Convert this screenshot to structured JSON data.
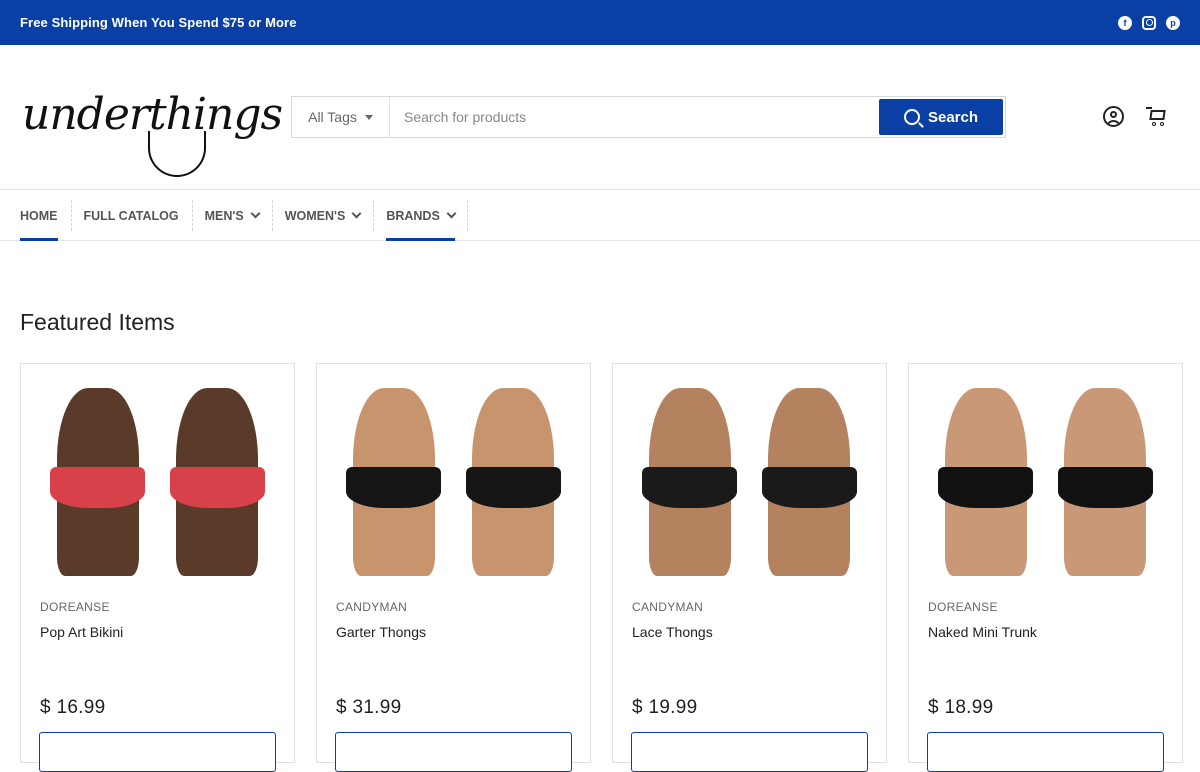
{
  "promo": {
    "text": "Free Shipping When You Spend $75 or More",
    "social_icons": [
      "facebook-icon",
      "instagram-icon",
      "pinterest-icon"
    ]
  },
  "header": {
    "logo_text": "underthings",
    "tags_select": "All Tags",
    "search_placeholder": "Search for products",
    "search_button": "Search"
  },
  "nav": {
    "items": [
      {
        "label": "HOME",
        "active": true,
        "dropdown": false
      },
      {
        "label": "FULL CATALOG",
        "active": false,
        "dropdown": false
      },
      {
        "label": "MEN'S",
        "active": false,
        "dropdown": true
      },
      {
        "label": "WOMEN'S",
        "active": false,
        "dropdown": true
      },
      {
        "label": "BRANDS",
        "active": true,
        "dropdown": true
      }
    ]
  },
  "featured": {
    "title": "Featured Items",
    "products": [
      {
        "brand": "DOREANSE",
        "name": "Pop Art Bikini",
        "price": "$ 16.99",
        "skin": "#5a3a28",
        "garment": "#d8404a"
      },
      {
        "brand": "CANDYMAN",
        "name": "Garter Thongs",
        "price": "$ 31.99",
        "skin": "#c8946e",
        "garment": "#151515"
      },
      {
        "brand": "CANDYMAN",
        "name": "Lace Thongs",
        "price": "$ 19.99",
        "skin": "#b58260",
        "garment": "#1a1a1a"
      },
      {
        "brand": "DOREANSE",
        "name": "Naked Mini Trunk",
        "price": "$ 18.99",
        "skin": "#c89877",
        "garment": "#111111"
      }
    ]
  },
  "colors": {
    "brand_blue": "#0a3fa6"
  }
}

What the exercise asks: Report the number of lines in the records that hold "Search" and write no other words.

Reply: 2